[6] NIH. (2013). Antioxidants: In Depth. Retrieved March 20, 2018, from https://nccih.nih.gov/health/antioxidants/introduction.htm.

[7] Brambilla et al. (2008). The role of antioxidant supplement in immune system, neoplastic, and neurodegenerative disorders: a point of view for an assessment of the risk/benefit profile. Retrieved March 20, 2018, from https://nutritionj.biomedcentral.com/articles/10.1186/1475-2891-7-29.

[8] Popkin, B. M., D’Anci, K. E., & Rosenberg, I. H. (2010). Water, Hydration and Health. Nutrition Reviews, 68(8), 439–458. http://doi.org/10.1111/j.1753-4887.2010.00304.x. Retrieved April 4, 2018, from https://www.ncbi.nlm.nih.gov/pmc/articles/PMC2908954/.

[9] Mayo Clinic. (2018). Cold remedies: What works, what doesn’t, what can’t hurt. Retrieved April 4, 2018, from https://www.mayoclinic.org/diseases-conditions/common-cold/in-depth/cold-remedies/art-20046403.

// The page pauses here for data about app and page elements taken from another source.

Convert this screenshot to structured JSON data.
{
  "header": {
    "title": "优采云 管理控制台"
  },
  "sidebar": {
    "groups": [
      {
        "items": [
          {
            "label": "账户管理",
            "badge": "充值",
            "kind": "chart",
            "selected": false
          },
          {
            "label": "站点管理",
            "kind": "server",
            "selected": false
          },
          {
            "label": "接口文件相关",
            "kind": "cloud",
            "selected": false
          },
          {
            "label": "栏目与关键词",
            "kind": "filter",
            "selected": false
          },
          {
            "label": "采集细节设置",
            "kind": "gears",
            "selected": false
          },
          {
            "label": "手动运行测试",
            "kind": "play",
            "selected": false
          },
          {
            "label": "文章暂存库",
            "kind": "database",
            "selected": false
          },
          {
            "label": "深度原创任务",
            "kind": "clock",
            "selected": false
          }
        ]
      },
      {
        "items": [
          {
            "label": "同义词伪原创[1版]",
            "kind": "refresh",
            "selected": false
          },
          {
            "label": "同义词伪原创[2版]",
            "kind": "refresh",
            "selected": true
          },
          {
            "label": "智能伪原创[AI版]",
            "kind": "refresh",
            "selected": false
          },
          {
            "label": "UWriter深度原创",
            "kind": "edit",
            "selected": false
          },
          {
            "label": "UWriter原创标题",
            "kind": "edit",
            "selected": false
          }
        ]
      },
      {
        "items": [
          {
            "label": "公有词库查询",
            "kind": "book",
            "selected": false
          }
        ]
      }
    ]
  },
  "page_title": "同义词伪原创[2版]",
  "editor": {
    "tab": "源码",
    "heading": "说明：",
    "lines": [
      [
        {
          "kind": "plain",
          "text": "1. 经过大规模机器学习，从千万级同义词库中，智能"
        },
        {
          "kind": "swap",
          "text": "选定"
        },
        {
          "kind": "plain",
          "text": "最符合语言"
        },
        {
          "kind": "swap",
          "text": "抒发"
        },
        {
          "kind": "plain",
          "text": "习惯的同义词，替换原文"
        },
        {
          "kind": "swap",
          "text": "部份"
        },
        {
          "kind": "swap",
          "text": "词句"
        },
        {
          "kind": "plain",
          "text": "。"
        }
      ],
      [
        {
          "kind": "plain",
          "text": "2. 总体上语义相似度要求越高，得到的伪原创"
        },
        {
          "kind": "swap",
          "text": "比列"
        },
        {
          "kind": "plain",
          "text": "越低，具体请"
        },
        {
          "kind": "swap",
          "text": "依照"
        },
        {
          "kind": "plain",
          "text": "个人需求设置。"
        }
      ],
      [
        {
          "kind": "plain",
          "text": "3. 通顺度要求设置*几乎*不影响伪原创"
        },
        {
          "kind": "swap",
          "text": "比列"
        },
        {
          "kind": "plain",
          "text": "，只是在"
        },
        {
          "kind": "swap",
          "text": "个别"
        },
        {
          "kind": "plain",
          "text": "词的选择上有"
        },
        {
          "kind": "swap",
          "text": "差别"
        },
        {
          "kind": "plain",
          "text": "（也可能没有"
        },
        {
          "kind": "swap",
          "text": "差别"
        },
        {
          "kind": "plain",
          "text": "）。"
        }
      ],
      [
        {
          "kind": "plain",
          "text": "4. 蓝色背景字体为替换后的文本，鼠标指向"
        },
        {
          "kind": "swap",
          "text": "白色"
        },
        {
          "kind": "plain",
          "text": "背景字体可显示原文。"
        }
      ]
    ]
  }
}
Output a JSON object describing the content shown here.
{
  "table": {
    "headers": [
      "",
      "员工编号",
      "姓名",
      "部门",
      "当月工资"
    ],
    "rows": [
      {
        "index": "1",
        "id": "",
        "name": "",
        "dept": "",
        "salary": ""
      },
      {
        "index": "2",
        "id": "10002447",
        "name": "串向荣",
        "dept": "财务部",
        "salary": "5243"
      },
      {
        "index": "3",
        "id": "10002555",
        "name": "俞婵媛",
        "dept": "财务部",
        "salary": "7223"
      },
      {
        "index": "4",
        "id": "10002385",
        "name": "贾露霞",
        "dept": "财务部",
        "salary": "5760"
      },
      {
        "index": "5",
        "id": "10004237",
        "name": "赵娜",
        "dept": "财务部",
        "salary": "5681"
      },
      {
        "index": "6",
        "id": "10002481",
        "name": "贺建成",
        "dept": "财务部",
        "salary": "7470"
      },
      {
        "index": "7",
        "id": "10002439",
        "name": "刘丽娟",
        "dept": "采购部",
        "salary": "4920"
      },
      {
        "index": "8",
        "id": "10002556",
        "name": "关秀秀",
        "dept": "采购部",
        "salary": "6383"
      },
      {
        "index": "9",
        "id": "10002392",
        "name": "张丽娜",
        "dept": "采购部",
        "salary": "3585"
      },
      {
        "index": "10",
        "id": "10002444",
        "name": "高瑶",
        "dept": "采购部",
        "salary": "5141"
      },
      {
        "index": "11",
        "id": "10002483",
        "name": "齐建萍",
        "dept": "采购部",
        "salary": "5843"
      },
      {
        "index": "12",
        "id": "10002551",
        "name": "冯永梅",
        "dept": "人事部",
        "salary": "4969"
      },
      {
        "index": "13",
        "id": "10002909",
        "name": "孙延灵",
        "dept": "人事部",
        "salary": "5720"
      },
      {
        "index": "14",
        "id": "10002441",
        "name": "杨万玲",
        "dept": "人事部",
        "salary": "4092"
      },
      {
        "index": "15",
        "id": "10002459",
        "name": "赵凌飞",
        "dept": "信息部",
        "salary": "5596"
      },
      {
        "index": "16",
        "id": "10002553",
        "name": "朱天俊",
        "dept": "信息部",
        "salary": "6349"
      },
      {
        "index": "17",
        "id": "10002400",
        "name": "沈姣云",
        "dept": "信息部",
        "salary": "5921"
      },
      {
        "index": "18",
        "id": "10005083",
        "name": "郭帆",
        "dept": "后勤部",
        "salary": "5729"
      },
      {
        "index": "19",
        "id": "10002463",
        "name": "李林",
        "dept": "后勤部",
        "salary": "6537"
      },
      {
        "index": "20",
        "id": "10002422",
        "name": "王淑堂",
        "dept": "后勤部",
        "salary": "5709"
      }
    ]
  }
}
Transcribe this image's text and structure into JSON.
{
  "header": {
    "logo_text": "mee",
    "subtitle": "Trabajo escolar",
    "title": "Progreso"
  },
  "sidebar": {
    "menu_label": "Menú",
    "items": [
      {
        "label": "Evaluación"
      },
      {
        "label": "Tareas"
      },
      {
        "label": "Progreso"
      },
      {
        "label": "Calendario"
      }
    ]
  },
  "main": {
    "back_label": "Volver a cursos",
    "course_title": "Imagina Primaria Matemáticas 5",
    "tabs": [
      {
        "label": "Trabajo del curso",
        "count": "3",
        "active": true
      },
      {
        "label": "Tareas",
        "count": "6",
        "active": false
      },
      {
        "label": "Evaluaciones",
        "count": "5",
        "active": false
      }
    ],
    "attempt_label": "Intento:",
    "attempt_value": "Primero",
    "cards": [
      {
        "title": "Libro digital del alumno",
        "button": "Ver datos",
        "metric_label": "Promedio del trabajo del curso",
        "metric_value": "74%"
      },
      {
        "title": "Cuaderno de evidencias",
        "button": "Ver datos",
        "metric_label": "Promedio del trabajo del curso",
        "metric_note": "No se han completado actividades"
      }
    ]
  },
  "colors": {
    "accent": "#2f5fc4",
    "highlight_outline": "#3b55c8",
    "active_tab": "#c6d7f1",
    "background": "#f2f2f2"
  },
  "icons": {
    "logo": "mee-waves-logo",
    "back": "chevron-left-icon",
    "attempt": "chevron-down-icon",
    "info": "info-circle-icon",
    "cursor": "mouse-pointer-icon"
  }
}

[10] Buijze, G. A., Sierevelt, I. N., van der Heijden, B. C. J. M., Dijkgraaf, M. G., & Frings-Dresen, M. H. W. (2016). The Effect of Cold Showering on Health and Work: A Randomized Controlled Trial. PLoS ONE11(9), e0161749. http://doi.org/10.1371/journal.pone.0161749 Retrieved April 4, 2018, from https://www.ncbi.nlm.nih.gov/pmc/articles/PMC5025014/.